Surely Neneh Cherry’s concert on Friday, January 9, at the Highline Ballroom can’t be her first solo live appearance in New York. Her ties to this city are too strong. She spent a good deal of her youth here, after all, moving through the jazz-world circles of her stepfather, trumpeter Don Cherry. And the singles from Raw Like Sushi, her 1989 debut as a singer, songwriter and rapper—“Manchild,” “Kisses on the Wind,” and especially the sassy smash hit “Buffalo Stance” (all together now: “No money man can win my love/It’s sweetness that I’m thinking of”)—were so ubiquitous at the time that it seems downright impossible to believe she never played a solitary NYC show back then. But it’s true.
Reasons for this are many. When Raw Like Sushi came out, Ms. Cherry was heavily pregnant. She also hadn’t been a New York resident for almost a decade; her home base was England, as it continues to be. And from that point on, various health issues, raising three daughters and a stepson, and other family concerns took precedence over public performance. Eventually, they took precedence over making music for public consumption of any kind. Although Ms. Cherry has worked regularly with a wide range of artists over the past two decades, from Youssou N’Dour to Damon Albarn’s Gorillaz, she didn’t cut a single song under her own name for 17 years.

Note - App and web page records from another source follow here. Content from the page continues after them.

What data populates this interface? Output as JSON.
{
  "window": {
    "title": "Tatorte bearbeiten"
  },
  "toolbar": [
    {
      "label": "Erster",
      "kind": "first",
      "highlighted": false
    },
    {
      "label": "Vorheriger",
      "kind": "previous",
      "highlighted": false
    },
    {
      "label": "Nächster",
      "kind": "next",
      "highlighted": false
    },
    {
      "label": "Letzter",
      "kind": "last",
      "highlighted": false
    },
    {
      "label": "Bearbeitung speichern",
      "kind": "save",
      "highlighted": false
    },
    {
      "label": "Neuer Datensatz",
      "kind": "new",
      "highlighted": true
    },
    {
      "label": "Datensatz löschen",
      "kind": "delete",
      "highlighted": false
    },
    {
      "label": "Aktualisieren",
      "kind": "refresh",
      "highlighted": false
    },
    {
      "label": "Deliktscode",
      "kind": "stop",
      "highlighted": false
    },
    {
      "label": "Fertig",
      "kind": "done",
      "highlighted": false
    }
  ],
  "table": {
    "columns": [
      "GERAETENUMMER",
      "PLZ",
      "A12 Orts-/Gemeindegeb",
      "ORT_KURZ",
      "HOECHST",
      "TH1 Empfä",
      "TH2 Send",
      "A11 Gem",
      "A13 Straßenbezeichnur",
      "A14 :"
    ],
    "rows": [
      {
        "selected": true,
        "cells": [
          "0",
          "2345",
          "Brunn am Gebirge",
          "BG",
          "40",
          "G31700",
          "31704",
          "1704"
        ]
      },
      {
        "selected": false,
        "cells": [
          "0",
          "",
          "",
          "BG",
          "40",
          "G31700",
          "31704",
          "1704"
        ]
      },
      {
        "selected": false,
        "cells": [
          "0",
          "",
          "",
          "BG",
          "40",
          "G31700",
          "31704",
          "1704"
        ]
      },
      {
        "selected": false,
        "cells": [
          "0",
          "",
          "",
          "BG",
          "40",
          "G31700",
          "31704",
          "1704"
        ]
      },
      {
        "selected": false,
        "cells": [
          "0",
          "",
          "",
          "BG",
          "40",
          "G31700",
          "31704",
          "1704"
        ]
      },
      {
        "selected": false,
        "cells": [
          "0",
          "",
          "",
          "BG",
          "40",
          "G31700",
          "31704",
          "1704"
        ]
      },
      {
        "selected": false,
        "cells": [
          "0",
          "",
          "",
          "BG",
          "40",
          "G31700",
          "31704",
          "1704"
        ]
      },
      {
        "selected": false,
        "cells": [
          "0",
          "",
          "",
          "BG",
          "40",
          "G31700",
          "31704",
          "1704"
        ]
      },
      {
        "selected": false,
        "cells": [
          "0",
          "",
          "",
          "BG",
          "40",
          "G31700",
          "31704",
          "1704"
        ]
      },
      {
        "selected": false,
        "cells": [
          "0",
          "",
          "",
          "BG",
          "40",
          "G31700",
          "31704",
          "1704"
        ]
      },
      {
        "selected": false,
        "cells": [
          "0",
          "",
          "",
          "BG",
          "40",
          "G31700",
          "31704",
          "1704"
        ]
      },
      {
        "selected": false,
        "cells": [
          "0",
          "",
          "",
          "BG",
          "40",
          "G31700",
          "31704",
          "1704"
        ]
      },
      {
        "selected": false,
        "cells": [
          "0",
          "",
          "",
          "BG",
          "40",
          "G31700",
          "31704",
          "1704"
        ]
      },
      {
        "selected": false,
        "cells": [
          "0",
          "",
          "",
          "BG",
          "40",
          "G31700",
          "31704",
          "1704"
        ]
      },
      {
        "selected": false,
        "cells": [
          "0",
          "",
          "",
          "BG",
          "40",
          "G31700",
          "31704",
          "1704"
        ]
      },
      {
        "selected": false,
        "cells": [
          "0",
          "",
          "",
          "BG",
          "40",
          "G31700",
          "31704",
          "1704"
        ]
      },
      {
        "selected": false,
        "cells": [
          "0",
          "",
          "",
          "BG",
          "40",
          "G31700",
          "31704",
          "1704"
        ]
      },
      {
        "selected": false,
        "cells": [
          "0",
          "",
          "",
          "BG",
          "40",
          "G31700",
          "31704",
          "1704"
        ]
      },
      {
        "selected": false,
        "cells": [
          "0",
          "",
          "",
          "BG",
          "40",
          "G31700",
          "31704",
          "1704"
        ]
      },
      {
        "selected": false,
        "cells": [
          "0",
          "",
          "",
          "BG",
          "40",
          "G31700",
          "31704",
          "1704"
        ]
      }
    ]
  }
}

That long gap ended in 2014 with the release of Ms. Cherry’s fourth album, Blank Project, a very different kettle of kippers from the late-’80s pop tracks that almost established her as a more multicultural version of Madonna. The death of Ms. Cherry’s mother in 2009 was what initially prompted her return to writing and recording, so it’s not surprising that the new material has a darker tone than any of her previous work. Album opener “Across the Water” lays things out plain as mud: “Since my mother’s gone it always seems to rain.”
But although it may not be as much fun as “Buffalo Stance,” Blank Project is far from miserable. Collaborators RocketNumberNine and producer Four Tet construct a series of ominous yet irresistible grooves loaded with endearingly wacky little touches (like the recurring bell on the title song that evokes the carriage return on a vintage manual typewriter). Audibly buoyed by their backdrops, Ms. Cherry’s singing taps into a richer vein of emotions than ever before on tracks like “Spit Three Times” and “Weightless.” It’s the most compelling music of her career. And something tells me the massed percussion parts that feel almost forbidding on disc will be a lot more celebratory on a New York stage—particularly given the history-making circumstances.